P.S. More Potential Wrinkles

Once this scribe finished writing, Bill Connelly created an alternative schedule that adjusts the annual rivals and still ensures that each four-year students visits all 16 campuses in the SEC during their career.


Elsewhere, the SEC Network had its own ideas.


There are seemingly limitless potential pairings. That’s what makes conference realignment talk so riveting. It will not be slowing down anytime soon.


Here’s another proposal, because why not?

Article written by Nick Roush

"Look upon the doughnut, and not upon the hole." @RoushKSR

8 Comments for A 16-Team SEC is the Death of Divisions

  1. easy
    12:20 pm July 22, 2021 Permalink

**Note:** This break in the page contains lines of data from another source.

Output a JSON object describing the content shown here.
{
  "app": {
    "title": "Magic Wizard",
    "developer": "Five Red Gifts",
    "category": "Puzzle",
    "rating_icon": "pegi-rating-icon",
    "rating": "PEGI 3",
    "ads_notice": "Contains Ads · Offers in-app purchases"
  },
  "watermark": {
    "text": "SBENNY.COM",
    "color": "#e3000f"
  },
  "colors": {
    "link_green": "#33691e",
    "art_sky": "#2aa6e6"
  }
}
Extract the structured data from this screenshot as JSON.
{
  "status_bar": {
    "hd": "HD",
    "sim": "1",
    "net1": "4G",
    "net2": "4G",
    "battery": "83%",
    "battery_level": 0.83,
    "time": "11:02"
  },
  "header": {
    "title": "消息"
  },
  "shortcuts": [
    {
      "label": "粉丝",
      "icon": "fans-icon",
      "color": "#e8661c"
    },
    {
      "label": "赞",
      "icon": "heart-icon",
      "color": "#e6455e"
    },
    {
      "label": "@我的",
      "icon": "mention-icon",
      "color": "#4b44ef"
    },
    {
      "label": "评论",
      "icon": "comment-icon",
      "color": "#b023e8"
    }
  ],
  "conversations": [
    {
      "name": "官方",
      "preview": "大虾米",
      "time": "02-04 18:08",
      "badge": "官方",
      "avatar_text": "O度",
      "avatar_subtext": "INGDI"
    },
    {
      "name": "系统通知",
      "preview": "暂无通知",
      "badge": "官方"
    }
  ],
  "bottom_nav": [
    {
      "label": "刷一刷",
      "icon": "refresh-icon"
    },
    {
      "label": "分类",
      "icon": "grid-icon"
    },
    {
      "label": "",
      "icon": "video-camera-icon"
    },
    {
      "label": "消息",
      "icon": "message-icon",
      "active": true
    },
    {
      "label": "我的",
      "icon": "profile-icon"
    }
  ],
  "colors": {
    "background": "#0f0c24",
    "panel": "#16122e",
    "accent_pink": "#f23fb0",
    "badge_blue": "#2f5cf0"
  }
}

    The SEC network’s alignment, or something similar, seems definitely the most likely. No way would they allow such a weak, currently and historically, pod as us, Tennessee, Vandy, and Mizzoo, while the other pods get loaded down. And “pairing” two pods together, you might as well keep divisions because that’s the same thing schedule-wise.

    There will probably be pods with a permanent rival in each other pod, which keeps rivalries like Auburn-Georgia and LSU-Arkansas as yearly meetings. So that’s 6 permanent games, and then 3 rotating for the other 9 teams in the league.

  2. chris gettelfinger is not walking through that door
    1:31 pm July 22, 2021 Permalink

    Well I guess Texas and A&M would be playing again.

    Even if UK winds up in a not too terribly difficult pod, getting to the ATL just got exponentially harder IMHO. I could be overstating it because this thing is convoluted.

  3. big cat
    2:19 pm July 22, 2021 Permalink

    AMAZING how many effing “experts” we have…..especially the KSR netwirk of propogandists.

  4. The Original WTF Guy
    3:09 pm July 22, 2021 Permalink

    Why go to all this trouble and complexity?

    The goal should be to have four 16-team conferences each with 2 8-team divisions. The winners of each division paly for the conference title and those four move into the four-team playoff. You could expand the playoffs to 12 to account for deserving teams that just happen to be be in a very difficult division.

    I know that four 16 team conferences requires 64 teams, and I also know there are currently 66 P5 teams. So goodbye Vandy and two others because you would have to account for the addition of ND. Or not.

  5. Bluenblood
    3:58 pm July 22, 2021 Permalink

    Stop this. Lets just try and get through the year! That being said East Midwest South and West makes som sense!!

  6. bbn606
    6:35 pm July 22, 2021 Permalink

    They would never put UK with such a weak group. UK, UT, Bama and Auburn or UK Fl, Ga and SC would be more of a reality.

  7. WILDCATS1968
    7:56 pm July 22, 2021 Permalink

    I propose a pod of UK, Vandy, UT, and Georgia. Or if they are felling generous, UK, Vandy, and Ole Miss.

    Travel straight down and pair UK, Vandy, Ole Miss, Miss. State.

  8. WILDCATS1968
    8:11 pm July 22, 2021 Permalink

    If the do 8 team divisions :

    North : Missouri, UK, Arkansas, UT, Vandy, Georgia, Ole Miss, and either Oklahoma / South Carolina.
    South : Texas, A&M, LSU, Florida, Miss. State, Bama, Auburn, and either Oklahoma / SC.
    East / West

    East : UK, Vandy, UT, Georgia, SC, Florida, Auburn, and Alabama.
    West : Oklahoma, Texas, Missouri, Arkansas, A&M, Ole Miss, Miss. State, and LSU